----- EXCERPTED DATA -----

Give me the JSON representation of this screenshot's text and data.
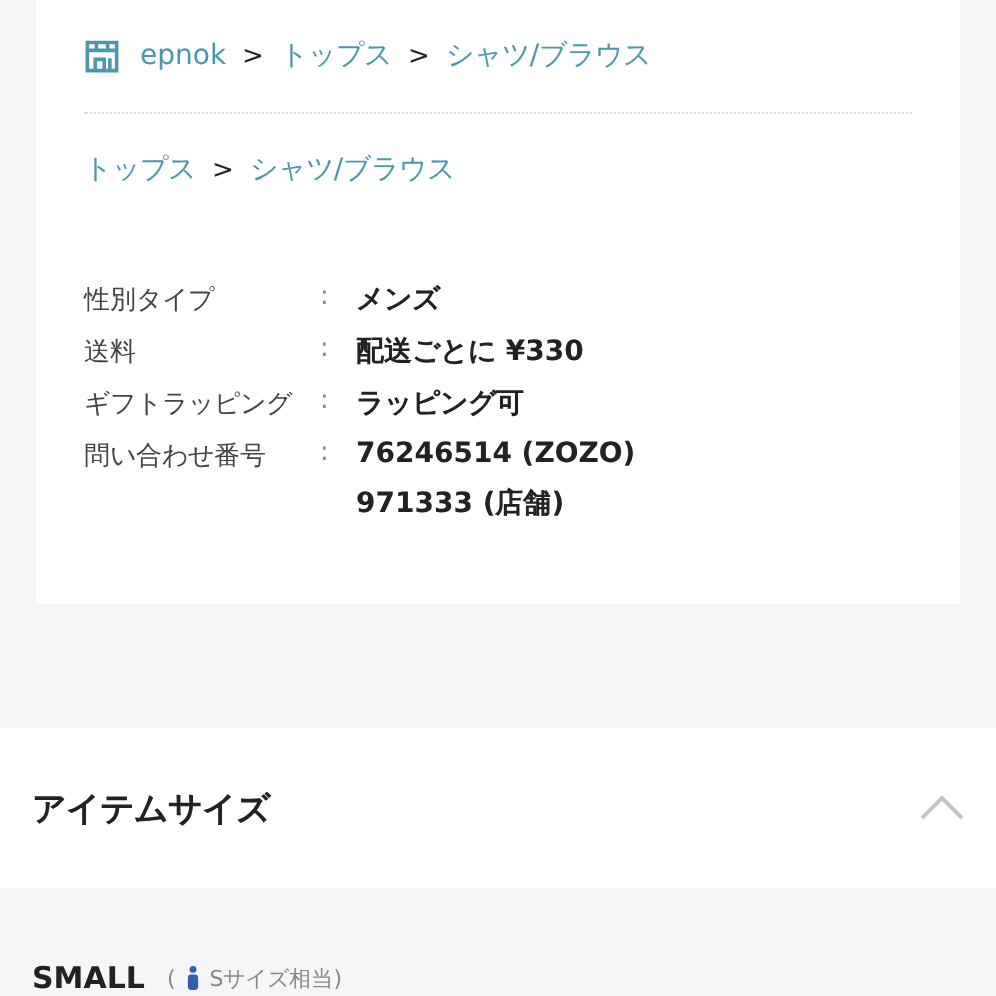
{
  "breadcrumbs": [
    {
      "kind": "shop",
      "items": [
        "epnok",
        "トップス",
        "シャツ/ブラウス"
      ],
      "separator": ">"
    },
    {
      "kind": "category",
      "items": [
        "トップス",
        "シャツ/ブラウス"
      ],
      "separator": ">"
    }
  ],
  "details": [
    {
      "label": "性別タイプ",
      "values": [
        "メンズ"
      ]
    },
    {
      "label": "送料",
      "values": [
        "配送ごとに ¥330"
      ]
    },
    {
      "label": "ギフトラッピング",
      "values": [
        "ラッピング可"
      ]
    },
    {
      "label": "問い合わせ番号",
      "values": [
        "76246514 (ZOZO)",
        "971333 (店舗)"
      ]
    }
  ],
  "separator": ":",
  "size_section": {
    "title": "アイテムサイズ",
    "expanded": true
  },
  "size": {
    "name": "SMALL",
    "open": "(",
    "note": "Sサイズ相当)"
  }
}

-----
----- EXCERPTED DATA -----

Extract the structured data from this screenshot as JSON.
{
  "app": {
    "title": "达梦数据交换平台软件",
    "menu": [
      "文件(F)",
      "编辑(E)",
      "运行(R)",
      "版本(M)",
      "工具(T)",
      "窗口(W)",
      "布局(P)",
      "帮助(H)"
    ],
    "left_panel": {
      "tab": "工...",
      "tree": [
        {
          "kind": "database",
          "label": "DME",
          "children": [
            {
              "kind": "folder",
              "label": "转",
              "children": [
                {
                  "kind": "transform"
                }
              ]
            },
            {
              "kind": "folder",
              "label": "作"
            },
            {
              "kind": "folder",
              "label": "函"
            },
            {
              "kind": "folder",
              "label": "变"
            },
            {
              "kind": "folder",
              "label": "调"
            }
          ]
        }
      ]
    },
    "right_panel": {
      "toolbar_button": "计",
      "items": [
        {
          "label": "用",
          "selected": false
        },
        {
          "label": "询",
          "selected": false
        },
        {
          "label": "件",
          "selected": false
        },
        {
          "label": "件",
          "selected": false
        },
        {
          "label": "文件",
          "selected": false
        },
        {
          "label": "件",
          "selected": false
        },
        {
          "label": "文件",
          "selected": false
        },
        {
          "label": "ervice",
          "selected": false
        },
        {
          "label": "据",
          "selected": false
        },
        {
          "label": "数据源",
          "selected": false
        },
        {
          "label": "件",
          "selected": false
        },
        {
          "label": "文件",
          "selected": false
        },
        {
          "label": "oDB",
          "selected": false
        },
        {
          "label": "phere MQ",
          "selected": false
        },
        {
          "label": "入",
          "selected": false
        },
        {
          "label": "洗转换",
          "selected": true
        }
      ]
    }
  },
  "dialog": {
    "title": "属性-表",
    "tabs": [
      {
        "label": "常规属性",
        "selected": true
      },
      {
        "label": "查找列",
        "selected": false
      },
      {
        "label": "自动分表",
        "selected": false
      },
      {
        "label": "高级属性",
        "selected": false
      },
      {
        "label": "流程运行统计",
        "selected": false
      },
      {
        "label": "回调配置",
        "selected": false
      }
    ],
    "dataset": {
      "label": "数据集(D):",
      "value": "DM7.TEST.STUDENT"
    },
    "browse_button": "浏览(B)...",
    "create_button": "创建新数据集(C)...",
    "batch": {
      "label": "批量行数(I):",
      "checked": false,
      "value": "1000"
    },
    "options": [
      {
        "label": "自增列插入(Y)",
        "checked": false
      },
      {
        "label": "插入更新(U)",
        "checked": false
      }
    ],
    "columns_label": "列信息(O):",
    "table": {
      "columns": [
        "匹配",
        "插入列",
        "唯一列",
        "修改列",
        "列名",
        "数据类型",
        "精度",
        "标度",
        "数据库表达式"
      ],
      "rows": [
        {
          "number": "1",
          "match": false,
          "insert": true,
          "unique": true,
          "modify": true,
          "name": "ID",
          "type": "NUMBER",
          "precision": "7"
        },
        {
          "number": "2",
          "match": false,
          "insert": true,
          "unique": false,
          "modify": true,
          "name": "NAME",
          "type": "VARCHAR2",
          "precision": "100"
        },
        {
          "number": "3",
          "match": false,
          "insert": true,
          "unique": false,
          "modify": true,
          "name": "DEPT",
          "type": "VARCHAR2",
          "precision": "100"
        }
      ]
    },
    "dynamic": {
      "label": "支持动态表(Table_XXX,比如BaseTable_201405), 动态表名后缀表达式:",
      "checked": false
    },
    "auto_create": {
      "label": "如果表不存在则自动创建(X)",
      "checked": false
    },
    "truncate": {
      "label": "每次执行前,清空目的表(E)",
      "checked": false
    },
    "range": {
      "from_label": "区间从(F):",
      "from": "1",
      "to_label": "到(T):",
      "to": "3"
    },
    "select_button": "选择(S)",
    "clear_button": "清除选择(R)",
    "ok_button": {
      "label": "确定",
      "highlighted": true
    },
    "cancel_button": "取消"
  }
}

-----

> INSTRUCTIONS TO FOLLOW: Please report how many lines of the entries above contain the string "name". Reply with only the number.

> TASK RESULT: 4